* [WHAT TO PRODUCE]:
Look below and pull out each line with the word "message".

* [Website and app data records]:
———
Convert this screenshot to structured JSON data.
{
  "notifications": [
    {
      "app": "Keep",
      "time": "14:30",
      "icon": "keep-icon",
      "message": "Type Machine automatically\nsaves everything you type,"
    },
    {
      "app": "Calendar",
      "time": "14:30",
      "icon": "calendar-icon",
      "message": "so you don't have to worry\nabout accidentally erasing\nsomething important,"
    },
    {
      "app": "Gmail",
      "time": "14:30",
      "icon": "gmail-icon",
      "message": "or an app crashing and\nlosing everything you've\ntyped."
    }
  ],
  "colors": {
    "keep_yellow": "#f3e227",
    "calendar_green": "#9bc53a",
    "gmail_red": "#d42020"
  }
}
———
* [RESULT FOR THIS EXERCISE]:
      "message": "Type Machine automatically\nsaves everything you type,"
      "message": "so you don't have to worry\nabout accidentally erasing\nsomething important,"
      "message": "or an app crashing and\nlosing everything you've\ntyped."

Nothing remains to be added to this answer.